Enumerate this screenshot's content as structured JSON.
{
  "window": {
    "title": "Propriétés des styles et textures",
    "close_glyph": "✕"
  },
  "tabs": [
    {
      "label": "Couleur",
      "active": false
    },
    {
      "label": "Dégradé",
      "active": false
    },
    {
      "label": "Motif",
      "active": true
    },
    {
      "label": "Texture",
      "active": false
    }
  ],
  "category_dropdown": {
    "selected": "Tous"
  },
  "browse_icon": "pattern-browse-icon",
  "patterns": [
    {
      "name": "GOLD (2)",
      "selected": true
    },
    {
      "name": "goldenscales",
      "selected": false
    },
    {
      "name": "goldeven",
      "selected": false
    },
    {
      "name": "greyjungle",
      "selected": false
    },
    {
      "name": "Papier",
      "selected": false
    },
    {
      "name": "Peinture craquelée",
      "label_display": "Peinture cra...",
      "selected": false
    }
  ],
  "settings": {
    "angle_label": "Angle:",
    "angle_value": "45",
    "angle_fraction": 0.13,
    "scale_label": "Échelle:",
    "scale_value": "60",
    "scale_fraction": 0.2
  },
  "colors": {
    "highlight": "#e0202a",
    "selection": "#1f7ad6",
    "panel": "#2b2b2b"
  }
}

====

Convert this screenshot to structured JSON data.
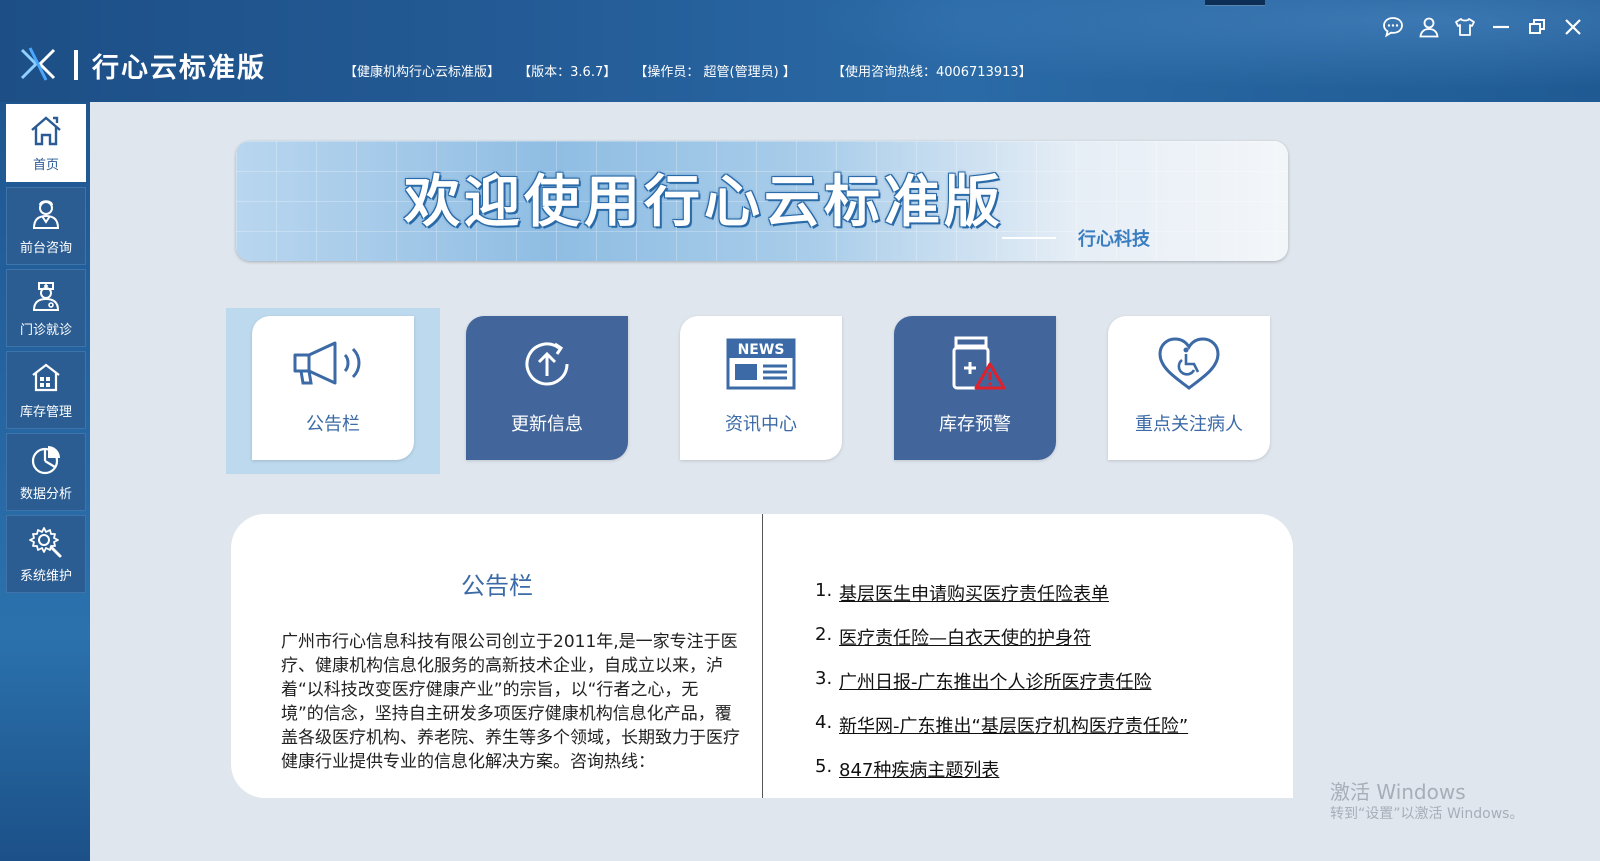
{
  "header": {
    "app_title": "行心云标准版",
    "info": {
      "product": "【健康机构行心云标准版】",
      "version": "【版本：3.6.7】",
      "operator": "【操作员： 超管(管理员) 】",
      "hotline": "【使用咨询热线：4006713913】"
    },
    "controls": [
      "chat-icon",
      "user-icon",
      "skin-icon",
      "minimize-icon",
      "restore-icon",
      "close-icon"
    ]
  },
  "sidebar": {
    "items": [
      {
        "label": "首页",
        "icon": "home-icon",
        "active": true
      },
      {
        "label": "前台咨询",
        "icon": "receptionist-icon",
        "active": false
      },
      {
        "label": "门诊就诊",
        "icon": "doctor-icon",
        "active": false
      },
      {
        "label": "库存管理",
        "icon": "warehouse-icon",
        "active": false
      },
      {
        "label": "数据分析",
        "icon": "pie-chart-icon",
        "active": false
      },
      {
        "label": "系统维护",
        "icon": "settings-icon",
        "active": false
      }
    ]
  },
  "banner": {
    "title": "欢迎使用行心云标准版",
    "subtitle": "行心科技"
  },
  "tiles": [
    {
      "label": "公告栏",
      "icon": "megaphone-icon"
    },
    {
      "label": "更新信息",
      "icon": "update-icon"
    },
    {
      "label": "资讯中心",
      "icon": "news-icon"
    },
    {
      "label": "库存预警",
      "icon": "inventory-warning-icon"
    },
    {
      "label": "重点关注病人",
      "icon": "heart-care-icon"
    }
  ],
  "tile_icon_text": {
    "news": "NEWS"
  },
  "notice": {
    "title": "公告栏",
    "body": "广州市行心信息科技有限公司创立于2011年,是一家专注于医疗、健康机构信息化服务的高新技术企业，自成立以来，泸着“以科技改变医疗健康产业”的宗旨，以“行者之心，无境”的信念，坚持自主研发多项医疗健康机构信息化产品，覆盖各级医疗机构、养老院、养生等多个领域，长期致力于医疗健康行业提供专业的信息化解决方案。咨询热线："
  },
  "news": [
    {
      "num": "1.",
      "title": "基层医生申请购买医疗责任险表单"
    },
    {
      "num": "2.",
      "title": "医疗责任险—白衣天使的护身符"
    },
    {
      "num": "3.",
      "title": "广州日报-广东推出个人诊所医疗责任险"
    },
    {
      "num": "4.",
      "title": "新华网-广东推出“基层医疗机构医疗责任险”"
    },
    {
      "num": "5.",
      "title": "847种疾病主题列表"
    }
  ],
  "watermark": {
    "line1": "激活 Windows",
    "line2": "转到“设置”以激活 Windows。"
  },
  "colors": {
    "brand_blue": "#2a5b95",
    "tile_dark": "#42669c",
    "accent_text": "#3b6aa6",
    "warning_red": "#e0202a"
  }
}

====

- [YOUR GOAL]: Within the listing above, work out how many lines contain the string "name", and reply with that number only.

- [EXERCISE SOLUTION]: 6